The goal of this project was to create a full CG environment from start to finish. The school gave us the task to make it in a "fantasy" style and I am quite happy with the result.
Planning and Layout
The idea for the project started with an awesome concept for a temple by G xy. Immediately a lot of ideas for mountanous tibetan environments came to mind. Researching these environmets and collecting references of the beautiful tibetan nature made me commit to this idea.
Having made a rough blockout of the temple I started blocking out the environment and layout of the shot. I thought about camera angles early on so I could safe myself the time creating something that isn´t in frame anyway. I experimented with different layouts focusing on the rule of thirds, but in the end I went for a shot with a more central composition being heavily inspired by a shot from star wars (ref03 below). It fits the fantasy mood I wanted to capture very well. With assets only in the mid- and background I added a little foreground environment with a pier and some vegetation which gave the shot more depth and helped framing it.
Modeling and Texturing
Modeling the Temple I tried to stick closely to the concept whilst reinterpreting some shapes and angles so they would make more sense in 3d. Utilizing bend deformers in Maya I created this iconic temple roof shape and I decided to push it a bit more than seen in the concept. I used sweep mesh to create the ropes, which are barely visible in the final render, but they were quite fun to make. After that I quickly sculpted the dragon ornaments on the roof in Zbrush. The rest of the modeling process was pretty straight foreward.
The texturing was done in substance painter where I split up the model in sections for easier handling and a faster viewport. I approached the textures layering them as they would be in real life. For the main body of the temple the first part was stone bricks, then came plaster on top with masks to bring back some of the stone from underneath. Next I painted the wall-art and paint streaks on top of the plaster and finished it of with leaks, dirt and a little bit of dust on top.
For the roof material I made copper shingles by varying the hight and color of the different shingles with the help of a tile generator. Then I used anchorpoints to let the dirt, oxydation and waterleaks react to the shingles. The wood with its worn, paint splattered textures shares most of the before mentioned techniques but has some extra moss at the bottom.

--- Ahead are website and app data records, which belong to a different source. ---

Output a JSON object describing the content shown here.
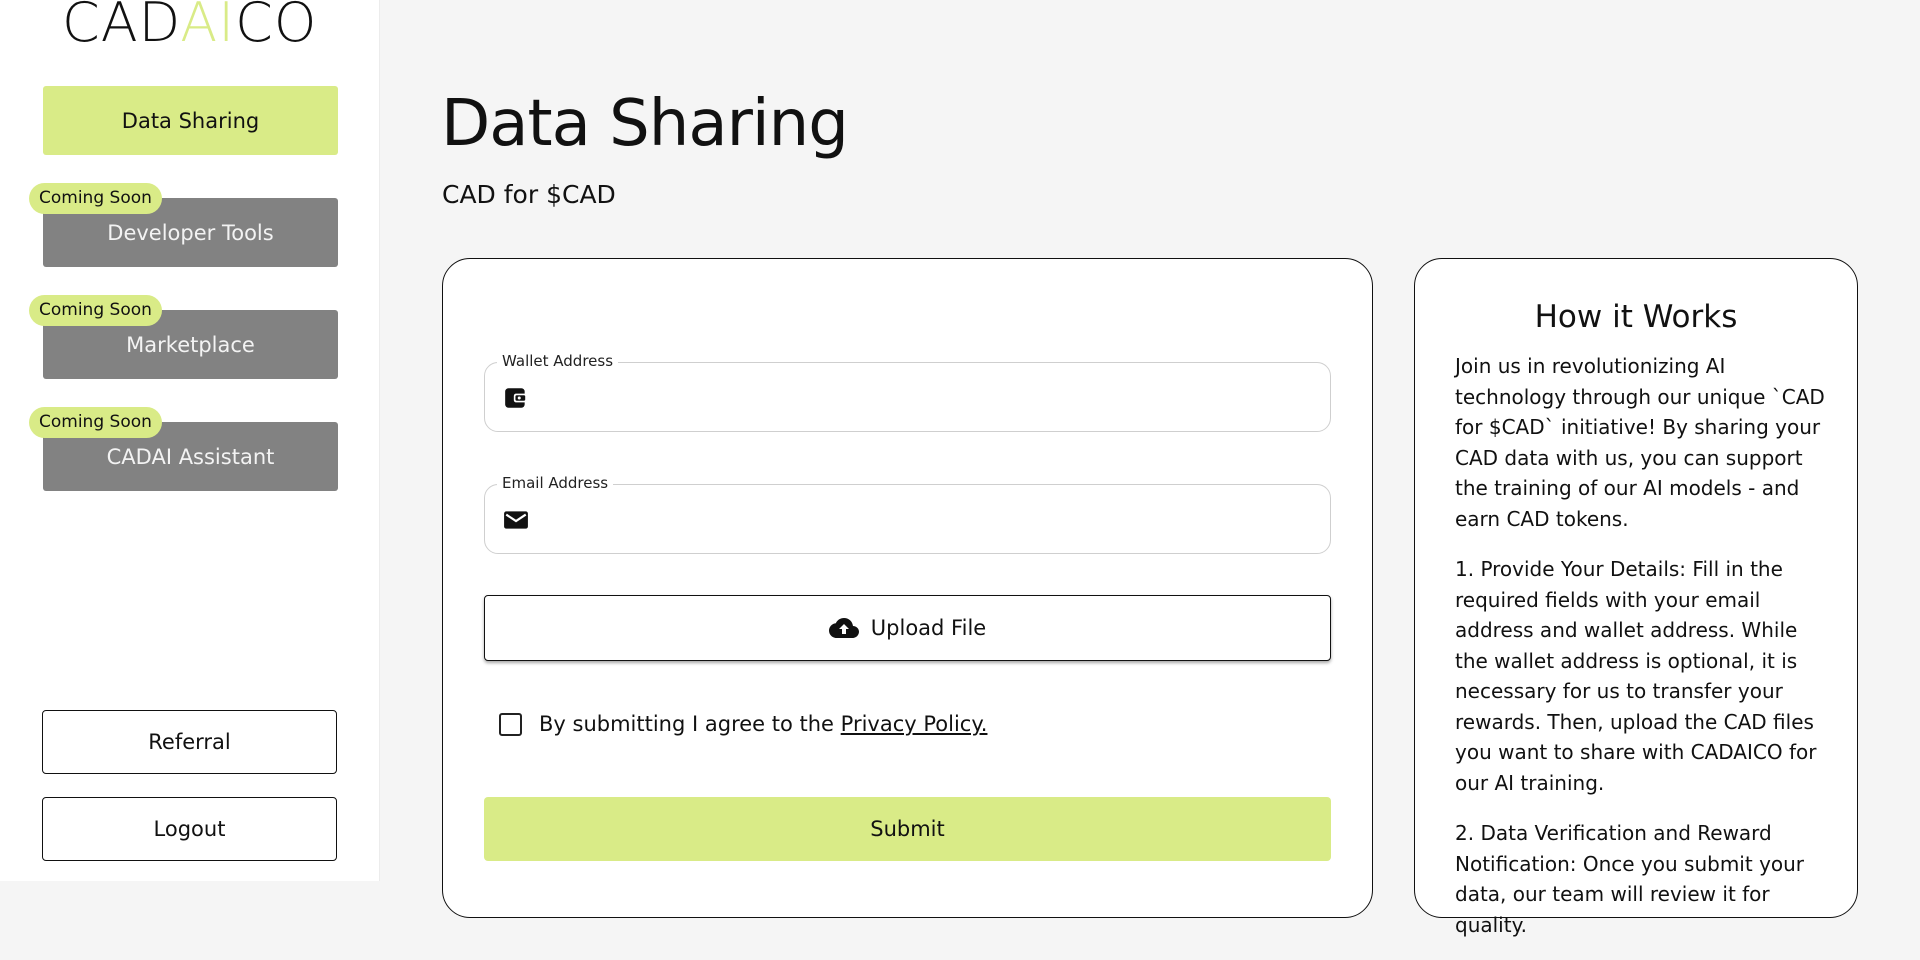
{
  "logo": {
    "part1": "CAD",
    "part2": "AI",
    "part3": "CO"
  },
  "sidebar": {
    "active_item": "Data Sharing",
    "badge": "Coming Soon",
    "disabled_items": [
      "Developer Tools",
      "Marketplace",
      "CADAI Assistant"
    ],
    "referral": "Referral",
    "logout": "Logout"
  },
  "main": {
    "title": "Data Sharing",
    "subtitle": "CAD for $CAD"
  },
  "form": {
    "wallet_label": "Wallet Address",
    "wallet_value": "",
    "email_label": "Email Address",
    "email_value": "",
    "upload_label": "Upload File",
    "consent_text": "By submitting I agree to the",
    "privacy_link": "Privacy Policy.",
    "submit_label": "Submit"
  },
  "info": {
    "title": "How it Works",
    "paragraphs": [
      "Join us in revolutionizing AI technology through our unique `CAD for $CAD` initiative! By sharing your CAD data with us, you can support the training of our AI models - and earn CAD tokens.",
      "1. Provide Your Details: Fill in the required fields with your email address and wallet address. While the wallet address is optional, it is necessary for us to transfer your rewards. Then, upload the CAD files you want to share with CADAICO for our AI training.",
      "2. Data Verification and Reward Notification: Once you submit your data, our team will review it for quality."
    ]
  },
  "colors": {
    "accent": "#d9eb87",
    "disabled": "#828282",
    "border": "#111111"
  },
  "icons": {
    "wallet": "wallet-icon",
    "email": "mail-icon",
    "upload": "cloud-upload-icon"
  }
}
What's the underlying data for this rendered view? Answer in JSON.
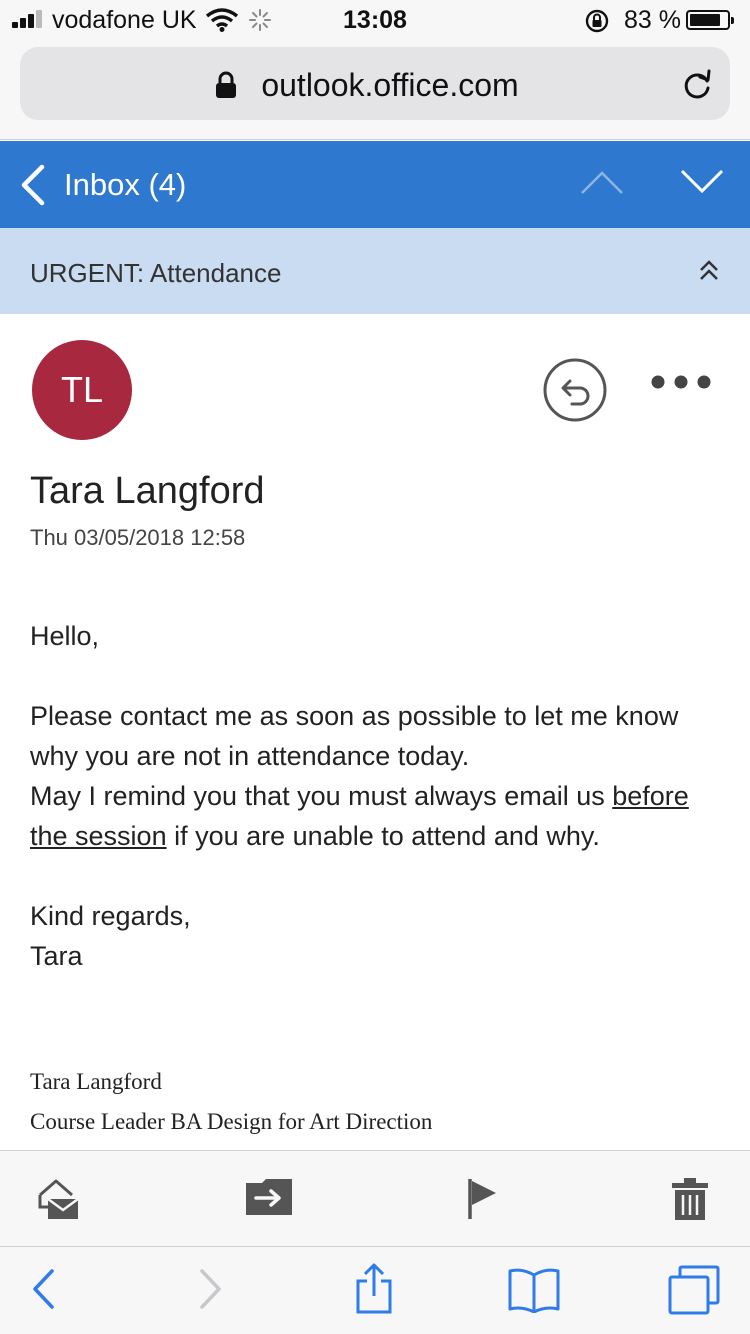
{
  "status_bar": {
    "carrier": "vodafone UK",
    "time": "13:08",
    "battery_percent": "83 %",
    "battery_level": 0.83
  },
  "browser": {
    "url": "outlook.office.com"
  },
  "outlook_header": {
    "inbox_label": "Inbox (4)",
    "accent_color": "#2f78d0"
  },
  "subject": {
    "text": "URGENT: Attendance"
  },
  "message": {
    "avatar_initials": "TL",
    "avatar_color": "#a8283f",
    "sender": "Tara Langford",
    "date": "Thu 03/05/2018 12:58",
    "greeting": "Hello,",
    "line1": "Please contact me as soon as possible to let me know why you are not in attendance today.",
    "line2_start": "May I remind you that you must always email us ",
    "line2_underlined": "before the session",
    "line2_end": " if you are unable to attend and why.",
    "closing": "Kind regards,",
    "closing_name": "Tara",
    "signature_name": "Tara Langford",
    "signature_title": "Course Leader BA Design for Art Direction"
  },
  "icons": {
    "action_bar": [
      "mark-read-icon",
      "move-icon",
      "flag-icon",
      "trash-icon"
    ],
    "safari_bar": [
      "back-icon",
      "forward-icon",
      "share-icon",
      "bookmarks-icon",
      "tabs-icon"
    ]
  }
}
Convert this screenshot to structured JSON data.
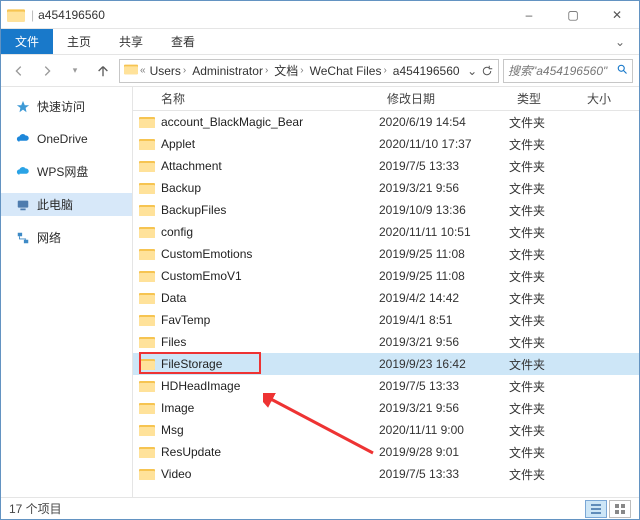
{
  "window": {
    "title": "a454196560",
    "min": "–",
    "max": "▢",
    "close": "✕"
  },
  "ribbon": {
    "file": "文件",
    "home": "主页",
    "share": "共享",
    "view": "查看"
  },
  "breadcrumb": [
    "Users",
    "Administrator",
    "文档",
    "WeChat Files",
    "a454196560"
  ],
  "search": {
    "placeholder": "搜索\"a454196560\""
  },
  "nav": {
    "quick": "快速访问",
    "onedrive": "OneDrive",
    "wps": "WPS网盘",
    "thispc": "此电脑",
    "network": "网络"
  },
  "columns": {
    "name": "名称",
    "date": "修改日期",
    "type": "类型",
    "size": "大小"
  },
  "type_folder": "文件夹",
  "files": [
    {
      "name": "account_BlackMagic_Bear",
      "date": "2020/6/19 14:54"
    },
    {
      "name": "Applet",
      "date": "2020/11/10 17:37"
    },
    {
      "name": "Attachment",
      "date": "2019/7/5 13:33"
    },
    {
      "name": "Backup",
      "date": "2019/3/21 9:56"
    },
    {
      "name": "BackupFiles",
      "date": "2019/10/9 13:36"
    },
    {
      "name": "config",
      "date": "2020/11/11 10:51"
    },
    {
      "name": "CustomEmotions",
      "date": "2019/9/25 11:08"
    },
    {
      "name": "CustomEmoV1",
      "date": "2019/9/25 11:08"
    },
    {
      "name": "Data",
      "date": "2019/4/2 14:42"
    },
    {
      "name": "FavTemp",
      "date": "2019/4/1 8:51"
    },
    {
      "name": "Files",
      "date": "2019/3/21 9:56"
    },
    {
      "name": "FileStorage",
      "date": "2019/9/23 16:42",
      "selected": true
    },
    {
      "name": "HDHeadImage",
      "date": "2019/7/5 13:33"
    },
    {
      "name": "Image",
      "date": "2019/3/21 9:56"
    },
    {
      "name": "Msg",
      "date": "2020/11/11 9:00"
    },
    {
      "name": "ResUpdate",
      "date": "2019/9/28 9:01"
    },
    {
      "name": "Video",
      "date": "2019/7/5 13:33"
    }
  ],
  "status": {
    "count": "17 个项目"
  }
}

To crate the cliffs I started out with a blockout in Maya to get the basic shapes down. I then procedurally shaped and detailed the cliffs in Houdini using masks and noises. I proceeded shading them in Maya blending scanned rock textures with masks I created mixing noises, curvature, ambient occlusion, world space normal, etc. (see below)
For the vegetation I used small plants from megascans, the trees and bushes (except the cherryblossom) were quickly created in Speedtree. After tweaking the shading of all the assets, they were exported as Arnold standin and scattered with MASH on top of a low resolution version of the cliffs. To get some additional breakup on the rock surface and the tower I used Ivy gen to grow ivy branches on their surface and scattered leaves on them.
For the water surface I used a vector displacement map created with Boss. Since these maps require a high amount of Subdivs and the lake in my scene is quite big, I split it up into pieces. The one in the front has the displacement applied and then multiplied with a ramp, so it gets weaker further away from camera. For the piece in the back a normal map was sufficient.
Lighting and Comp
My goal with the lighting was to create an atmospheric fantasy style mood and to archive a similar result to my reference without copying it. First I used a dome and a directional light to establish the general direction. I placed some filler and rim lights to highlight some aspects of the image and used light blockers and custom falloffs to darken other areas. To light up the fog a spotlight was used with a noise pluged into the gobo to archive the Godrays effect.
When it was time to render, I split the scene up into five layers (see below) to control the samples separately. For example more sss and spec for the vegetation, high spec and transmission samples for the water, overall less samples for the background etc. which is very important to save rendertime whilst getting the best possible result. I grouped the lights up and separated them into their channels to have the maximum amount of control at the compositing stage.
In Nuke I started out with bringing the splitup renderlayers back together, made some adjustements to the lights and changed the specularity, diffuse, etc. of some objects using cryptomatte. I added a background image by projecting it onto a sphere and rendering it through my camera. To get a more "fantasy" look I made some particles and brought in some birds to get more life into the scene. Last I did some CC and applied lens effects like chromatic aboration, lens distortion, grain etc.
Conclusion and Takeaways
- Never update working software during a project (or else your water won´t render for days and drive you crazy ; )
- Create all your assets in seperate scenes and reference clean models into a fresh scene for assembly and rendering.
- Procedural shading in arnold is awesome, you don´t always need UVs for everything. But when UVs are needed do them properly, especially with things like brick textures, tile generators, wood etc. that can safe a lot of time later on...
- Using MASH with a lot of different assets wasn´t a great experience, so I probably will look out for other solutions (like Houdini) with my next projects.